-- Given records --
--
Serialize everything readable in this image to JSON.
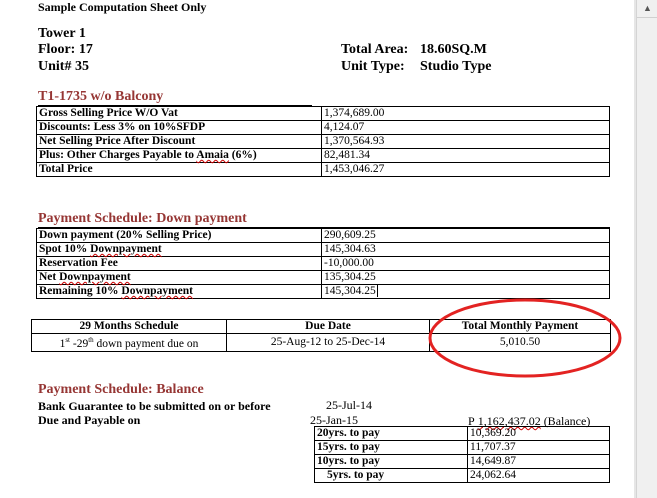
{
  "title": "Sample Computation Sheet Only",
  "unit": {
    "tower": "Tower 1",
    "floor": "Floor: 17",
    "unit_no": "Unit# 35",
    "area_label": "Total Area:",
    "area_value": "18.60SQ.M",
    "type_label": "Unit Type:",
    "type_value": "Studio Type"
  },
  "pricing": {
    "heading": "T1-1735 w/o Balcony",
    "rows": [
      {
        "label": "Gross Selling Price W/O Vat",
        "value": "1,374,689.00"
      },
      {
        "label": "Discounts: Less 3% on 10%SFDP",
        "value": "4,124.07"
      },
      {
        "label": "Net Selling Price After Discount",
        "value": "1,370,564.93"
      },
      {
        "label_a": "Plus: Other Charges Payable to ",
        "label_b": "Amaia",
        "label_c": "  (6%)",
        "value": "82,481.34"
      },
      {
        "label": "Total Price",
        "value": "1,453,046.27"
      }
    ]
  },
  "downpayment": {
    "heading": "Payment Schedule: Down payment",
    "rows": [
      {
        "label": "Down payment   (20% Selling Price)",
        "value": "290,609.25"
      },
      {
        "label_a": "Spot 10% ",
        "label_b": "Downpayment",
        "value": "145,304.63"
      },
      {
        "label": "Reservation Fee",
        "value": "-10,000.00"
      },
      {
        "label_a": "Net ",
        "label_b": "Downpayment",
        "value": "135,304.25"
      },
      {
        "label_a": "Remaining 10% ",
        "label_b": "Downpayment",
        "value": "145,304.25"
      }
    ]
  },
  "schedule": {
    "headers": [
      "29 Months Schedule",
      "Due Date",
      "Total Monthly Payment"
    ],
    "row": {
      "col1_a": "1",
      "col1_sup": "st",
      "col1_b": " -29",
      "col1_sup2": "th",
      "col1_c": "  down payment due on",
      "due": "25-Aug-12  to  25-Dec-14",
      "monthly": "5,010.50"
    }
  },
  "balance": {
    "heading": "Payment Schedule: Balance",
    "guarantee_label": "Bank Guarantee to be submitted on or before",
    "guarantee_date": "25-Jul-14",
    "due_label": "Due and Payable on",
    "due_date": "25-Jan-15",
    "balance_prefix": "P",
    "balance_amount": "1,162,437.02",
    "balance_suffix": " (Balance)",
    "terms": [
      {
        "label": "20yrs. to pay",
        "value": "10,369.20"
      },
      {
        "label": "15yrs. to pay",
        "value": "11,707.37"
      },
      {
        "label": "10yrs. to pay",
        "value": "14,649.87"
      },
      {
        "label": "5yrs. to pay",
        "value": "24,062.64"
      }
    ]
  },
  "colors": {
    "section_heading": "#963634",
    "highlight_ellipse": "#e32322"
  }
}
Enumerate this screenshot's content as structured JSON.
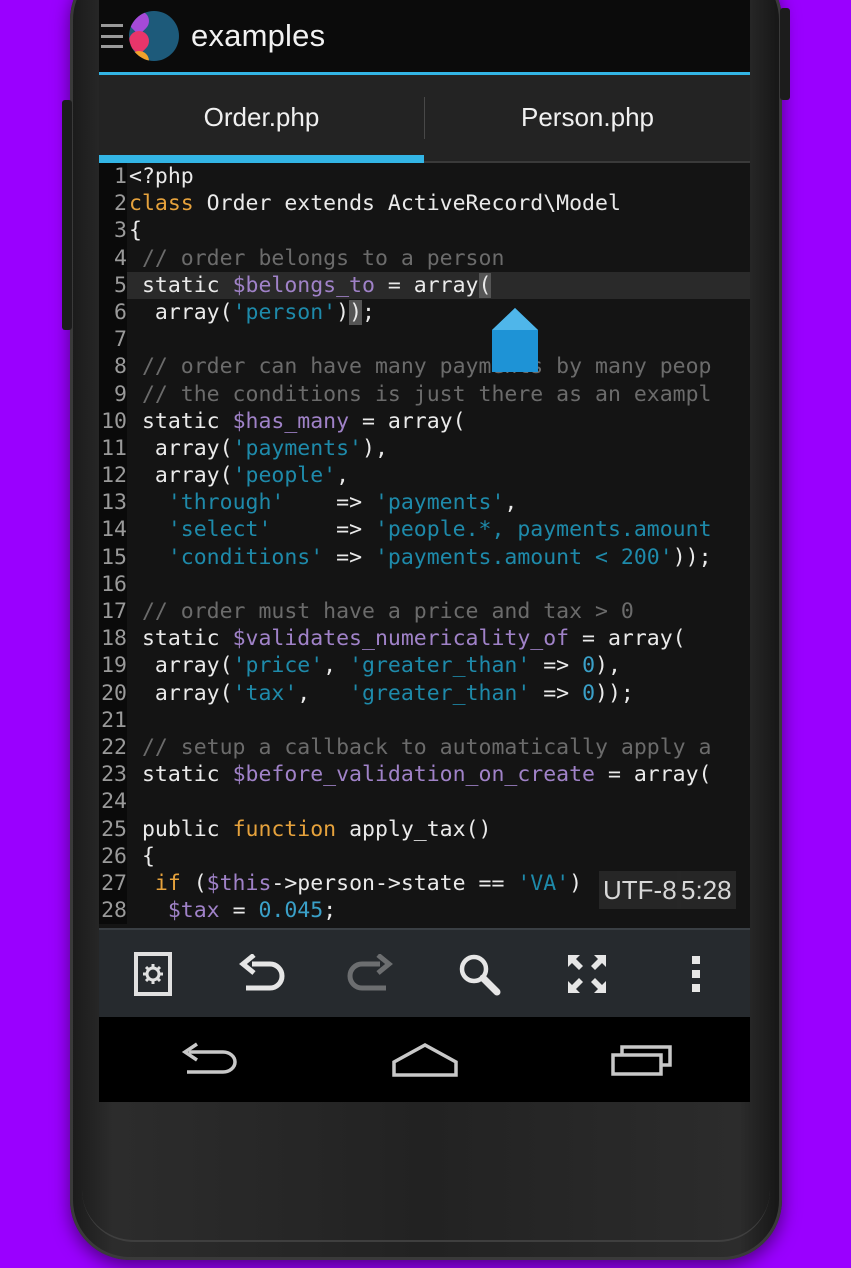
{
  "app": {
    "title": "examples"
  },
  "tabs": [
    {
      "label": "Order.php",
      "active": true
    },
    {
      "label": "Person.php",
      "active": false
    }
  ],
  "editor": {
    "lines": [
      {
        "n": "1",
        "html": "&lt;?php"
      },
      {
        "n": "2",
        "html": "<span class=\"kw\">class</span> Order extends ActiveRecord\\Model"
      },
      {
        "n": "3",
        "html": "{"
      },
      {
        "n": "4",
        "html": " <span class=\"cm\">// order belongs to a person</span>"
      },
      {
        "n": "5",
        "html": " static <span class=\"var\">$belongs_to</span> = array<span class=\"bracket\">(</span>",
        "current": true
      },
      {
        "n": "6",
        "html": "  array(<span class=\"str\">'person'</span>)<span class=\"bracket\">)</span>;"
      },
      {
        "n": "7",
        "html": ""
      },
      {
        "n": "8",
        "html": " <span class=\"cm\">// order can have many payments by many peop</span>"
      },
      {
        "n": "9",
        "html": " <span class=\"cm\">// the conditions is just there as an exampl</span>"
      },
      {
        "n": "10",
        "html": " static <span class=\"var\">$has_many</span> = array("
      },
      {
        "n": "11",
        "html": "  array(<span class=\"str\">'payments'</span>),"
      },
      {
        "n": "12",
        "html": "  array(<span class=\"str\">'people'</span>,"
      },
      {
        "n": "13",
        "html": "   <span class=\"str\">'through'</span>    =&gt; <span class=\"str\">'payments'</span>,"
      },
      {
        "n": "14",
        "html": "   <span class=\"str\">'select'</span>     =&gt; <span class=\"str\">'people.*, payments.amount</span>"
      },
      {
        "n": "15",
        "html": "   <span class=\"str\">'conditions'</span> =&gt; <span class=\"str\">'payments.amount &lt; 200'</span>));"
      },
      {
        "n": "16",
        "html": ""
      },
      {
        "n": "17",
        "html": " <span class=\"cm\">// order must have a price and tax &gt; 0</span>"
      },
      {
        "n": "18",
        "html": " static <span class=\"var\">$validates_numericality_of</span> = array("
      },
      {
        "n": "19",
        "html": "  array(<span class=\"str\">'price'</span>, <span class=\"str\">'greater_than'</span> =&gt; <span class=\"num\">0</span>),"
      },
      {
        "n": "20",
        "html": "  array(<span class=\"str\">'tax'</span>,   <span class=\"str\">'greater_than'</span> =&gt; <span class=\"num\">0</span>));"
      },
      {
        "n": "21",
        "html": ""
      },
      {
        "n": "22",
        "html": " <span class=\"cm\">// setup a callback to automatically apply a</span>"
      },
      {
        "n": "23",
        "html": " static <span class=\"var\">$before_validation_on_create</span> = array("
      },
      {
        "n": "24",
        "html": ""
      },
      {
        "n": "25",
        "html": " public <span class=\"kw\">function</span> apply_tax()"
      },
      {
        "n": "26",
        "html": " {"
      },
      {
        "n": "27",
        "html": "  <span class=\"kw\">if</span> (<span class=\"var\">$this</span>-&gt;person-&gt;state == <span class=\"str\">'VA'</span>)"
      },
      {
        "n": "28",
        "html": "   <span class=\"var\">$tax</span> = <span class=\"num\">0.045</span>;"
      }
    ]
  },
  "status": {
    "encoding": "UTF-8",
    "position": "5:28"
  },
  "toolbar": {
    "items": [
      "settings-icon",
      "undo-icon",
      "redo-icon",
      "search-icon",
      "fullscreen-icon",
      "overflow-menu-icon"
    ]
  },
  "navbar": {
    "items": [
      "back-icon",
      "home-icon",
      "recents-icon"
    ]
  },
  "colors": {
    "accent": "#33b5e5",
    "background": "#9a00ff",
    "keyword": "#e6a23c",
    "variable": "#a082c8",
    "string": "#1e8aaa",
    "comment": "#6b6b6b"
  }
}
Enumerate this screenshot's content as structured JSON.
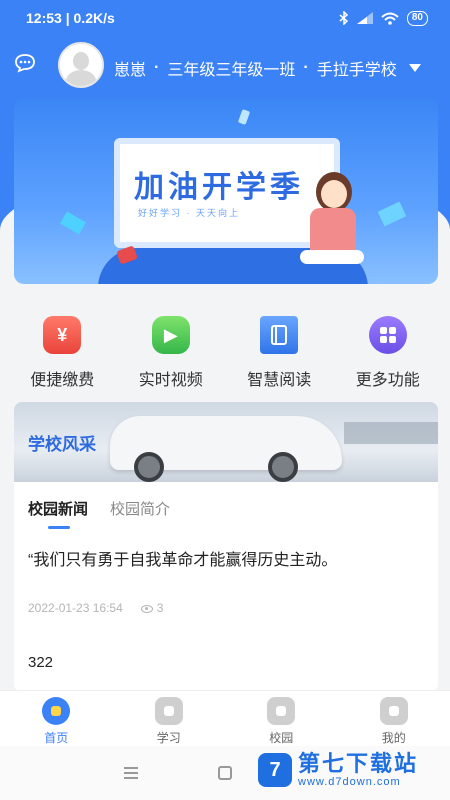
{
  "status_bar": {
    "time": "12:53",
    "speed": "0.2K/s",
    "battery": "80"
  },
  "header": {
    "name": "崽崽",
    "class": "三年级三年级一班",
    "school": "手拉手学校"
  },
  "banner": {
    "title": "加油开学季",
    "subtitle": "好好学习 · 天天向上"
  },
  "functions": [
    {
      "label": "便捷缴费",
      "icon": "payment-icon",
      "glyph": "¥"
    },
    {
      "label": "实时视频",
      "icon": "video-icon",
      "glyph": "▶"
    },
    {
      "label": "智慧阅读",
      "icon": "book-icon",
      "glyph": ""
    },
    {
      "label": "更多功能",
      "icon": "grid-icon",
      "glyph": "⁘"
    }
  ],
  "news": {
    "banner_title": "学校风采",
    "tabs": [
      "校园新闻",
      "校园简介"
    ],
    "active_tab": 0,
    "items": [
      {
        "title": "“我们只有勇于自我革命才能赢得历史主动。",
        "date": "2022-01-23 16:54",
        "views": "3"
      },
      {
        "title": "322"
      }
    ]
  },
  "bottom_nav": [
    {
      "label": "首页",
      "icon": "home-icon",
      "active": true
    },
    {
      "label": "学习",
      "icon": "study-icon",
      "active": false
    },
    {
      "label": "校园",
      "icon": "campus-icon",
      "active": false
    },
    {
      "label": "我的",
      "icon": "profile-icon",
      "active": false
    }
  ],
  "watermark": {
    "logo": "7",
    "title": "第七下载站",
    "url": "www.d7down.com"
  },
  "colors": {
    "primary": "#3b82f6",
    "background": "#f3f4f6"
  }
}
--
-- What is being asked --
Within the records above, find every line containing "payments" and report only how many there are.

-- Task output --
5